───── MATERIAL TO PROCESS

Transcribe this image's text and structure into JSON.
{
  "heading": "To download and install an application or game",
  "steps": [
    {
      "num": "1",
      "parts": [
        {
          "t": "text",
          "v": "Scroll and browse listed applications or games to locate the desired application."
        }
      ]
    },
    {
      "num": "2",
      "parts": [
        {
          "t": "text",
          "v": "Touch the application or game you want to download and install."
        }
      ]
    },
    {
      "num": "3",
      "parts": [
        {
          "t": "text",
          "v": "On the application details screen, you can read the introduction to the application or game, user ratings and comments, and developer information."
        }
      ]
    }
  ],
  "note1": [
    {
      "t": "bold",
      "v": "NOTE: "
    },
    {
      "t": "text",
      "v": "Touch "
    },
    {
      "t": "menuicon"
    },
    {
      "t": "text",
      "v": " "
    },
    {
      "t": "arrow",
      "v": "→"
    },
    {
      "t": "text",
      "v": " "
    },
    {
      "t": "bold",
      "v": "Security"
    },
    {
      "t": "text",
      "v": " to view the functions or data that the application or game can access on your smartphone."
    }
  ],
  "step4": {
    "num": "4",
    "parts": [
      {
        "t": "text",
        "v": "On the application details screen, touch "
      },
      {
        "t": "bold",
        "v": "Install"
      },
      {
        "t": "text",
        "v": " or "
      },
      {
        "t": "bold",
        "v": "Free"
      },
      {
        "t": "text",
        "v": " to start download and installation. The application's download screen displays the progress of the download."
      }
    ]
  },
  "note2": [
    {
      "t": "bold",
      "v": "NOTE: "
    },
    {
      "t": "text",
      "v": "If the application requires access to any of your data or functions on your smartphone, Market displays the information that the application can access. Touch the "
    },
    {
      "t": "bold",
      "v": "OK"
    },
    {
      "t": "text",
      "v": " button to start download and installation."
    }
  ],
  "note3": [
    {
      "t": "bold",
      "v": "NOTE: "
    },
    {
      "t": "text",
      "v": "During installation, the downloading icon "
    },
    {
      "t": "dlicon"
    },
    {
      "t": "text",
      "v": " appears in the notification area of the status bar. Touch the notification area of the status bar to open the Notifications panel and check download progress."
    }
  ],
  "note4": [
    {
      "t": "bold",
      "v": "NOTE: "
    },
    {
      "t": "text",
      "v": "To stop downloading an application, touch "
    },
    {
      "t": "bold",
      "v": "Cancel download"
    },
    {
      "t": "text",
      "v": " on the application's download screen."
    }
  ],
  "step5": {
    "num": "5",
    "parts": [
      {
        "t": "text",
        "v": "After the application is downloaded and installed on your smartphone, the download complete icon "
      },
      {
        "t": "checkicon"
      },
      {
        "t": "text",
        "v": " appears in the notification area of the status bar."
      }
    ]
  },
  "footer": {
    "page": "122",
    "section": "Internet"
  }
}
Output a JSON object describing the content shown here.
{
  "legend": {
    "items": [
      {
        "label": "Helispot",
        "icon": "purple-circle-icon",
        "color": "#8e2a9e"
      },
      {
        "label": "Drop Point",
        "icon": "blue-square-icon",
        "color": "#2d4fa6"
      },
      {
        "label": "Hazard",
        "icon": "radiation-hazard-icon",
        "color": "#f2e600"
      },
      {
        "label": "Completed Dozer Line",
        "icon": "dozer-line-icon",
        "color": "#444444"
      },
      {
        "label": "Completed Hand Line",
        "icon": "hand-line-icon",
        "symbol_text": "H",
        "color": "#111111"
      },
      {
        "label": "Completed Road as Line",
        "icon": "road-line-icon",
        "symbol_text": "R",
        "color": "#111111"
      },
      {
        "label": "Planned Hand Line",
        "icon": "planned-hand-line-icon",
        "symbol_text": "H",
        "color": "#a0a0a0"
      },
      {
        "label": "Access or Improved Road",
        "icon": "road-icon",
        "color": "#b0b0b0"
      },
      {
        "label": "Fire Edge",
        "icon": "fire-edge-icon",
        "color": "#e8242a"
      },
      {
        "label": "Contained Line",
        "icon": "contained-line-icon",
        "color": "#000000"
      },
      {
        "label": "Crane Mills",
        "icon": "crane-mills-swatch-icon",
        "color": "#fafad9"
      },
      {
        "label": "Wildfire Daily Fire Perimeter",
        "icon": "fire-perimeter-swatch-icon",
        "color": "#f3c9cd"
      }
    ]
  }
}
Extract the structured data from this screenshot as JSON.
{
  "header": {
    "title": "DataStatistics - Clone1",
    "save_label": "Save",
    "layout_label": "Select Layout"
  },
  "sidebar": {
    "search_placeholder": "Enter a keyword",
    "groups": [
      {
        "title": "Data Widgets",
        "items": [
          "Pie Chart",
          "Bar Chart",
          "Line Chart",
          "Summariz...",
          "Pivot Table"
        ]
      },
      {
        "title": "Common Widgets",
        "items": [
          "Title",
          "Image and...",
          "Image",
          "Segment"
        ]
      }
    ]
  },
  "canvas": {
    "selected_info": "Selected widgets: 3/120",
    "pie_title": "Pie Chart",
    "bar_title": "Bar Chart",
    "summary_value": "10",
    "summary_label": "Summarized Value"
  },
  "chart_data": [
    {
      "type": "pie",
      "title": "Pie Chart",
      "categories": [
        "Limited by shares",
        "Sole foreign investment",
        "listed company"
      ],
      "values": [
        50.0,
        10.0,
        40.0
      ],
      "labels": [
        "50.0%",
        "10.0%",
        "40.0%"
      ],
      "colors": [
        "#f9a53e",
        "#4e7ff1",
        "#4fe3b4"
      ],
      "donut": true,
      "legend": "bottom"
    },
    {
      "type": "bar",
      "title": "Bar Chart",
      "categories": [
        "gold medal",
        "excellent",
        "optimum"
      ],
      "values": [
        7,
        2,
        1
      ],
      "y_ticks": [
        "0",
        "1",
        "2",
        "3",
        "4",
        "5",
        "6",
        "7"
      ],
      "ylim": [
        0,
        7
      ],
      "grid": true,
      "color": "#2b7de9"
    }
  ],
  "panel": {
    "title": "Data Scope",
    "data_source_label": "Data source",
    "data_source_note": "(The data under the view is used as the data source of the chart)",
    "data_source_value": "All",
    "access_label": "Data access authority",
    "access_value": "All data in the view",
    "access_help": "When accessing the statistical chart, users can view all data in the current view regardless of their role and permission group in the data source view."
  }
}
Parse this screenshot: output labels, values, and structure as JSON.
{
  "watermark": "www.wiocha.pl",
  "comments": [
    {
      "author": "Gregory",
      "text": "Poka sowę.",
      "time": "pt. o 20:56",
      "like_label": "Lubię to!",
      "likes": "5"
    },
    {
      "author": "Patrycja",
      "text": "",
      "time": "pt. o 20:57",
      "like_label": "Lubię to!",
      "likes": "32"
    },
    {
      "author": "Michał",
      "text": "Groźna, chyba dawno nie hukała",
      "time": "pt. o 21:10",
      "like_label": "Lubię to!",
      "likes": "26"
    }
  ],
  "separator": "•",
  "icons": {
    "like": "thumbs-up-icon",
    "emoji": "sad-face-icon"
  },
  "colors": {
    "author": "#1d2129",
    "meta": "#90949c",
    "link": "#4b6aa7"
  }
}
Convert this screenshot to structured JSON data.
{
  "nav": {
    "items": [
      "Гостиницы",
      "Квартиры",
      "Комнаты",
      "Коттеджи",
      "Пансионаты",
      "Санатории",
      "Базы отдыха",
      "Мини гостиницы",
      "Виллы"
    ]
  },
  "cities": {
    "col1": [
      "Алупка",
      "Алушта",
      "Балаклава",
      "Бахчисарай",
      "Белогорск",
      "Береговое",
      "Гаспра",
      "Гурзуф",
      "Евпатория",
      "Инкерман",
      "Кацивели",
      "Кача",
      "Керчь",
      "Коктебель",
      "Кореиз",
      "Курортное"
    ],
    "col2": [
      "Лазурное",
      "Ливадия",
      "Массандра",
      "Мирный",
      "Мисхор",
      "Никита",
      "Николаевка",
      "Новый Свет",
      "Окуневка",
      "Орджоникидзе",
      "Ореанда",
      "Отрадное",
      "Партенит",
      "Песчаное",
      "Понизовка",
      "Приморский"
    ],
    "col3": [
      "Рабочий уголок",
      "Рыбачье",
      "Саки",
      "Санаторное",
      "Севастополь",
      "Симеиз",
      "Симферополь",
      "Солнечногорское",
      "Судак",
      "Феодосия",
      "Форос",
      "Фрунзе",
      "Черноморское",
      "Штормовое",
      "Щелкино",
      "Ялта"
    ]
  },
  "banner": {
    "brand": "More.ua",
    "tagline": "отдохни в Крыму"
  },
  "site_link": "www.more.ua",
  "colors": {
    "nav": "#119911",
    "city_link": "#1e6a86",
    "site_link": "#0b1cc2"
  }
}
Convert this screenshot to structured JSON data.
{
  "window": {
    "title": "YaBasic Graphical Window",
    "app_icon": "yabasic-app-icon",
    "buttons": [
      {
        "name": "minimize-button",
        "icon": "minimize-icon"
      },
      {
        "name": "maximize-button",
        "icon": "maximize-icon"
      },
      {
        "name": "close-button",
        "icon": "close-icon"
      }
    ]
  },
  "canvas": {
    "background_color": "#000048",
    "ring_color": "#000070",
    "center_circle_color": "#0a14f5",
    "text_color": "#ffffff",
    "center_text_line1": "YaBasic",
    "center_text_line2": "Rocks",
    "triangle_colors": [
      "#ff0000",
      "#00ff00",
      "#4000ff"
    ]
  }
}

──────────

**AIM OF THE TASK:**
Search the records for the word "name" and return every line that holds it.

**RESULT:**
        "name": "minimize-button",
        "name": "maximize-button",
        "name": "close-button",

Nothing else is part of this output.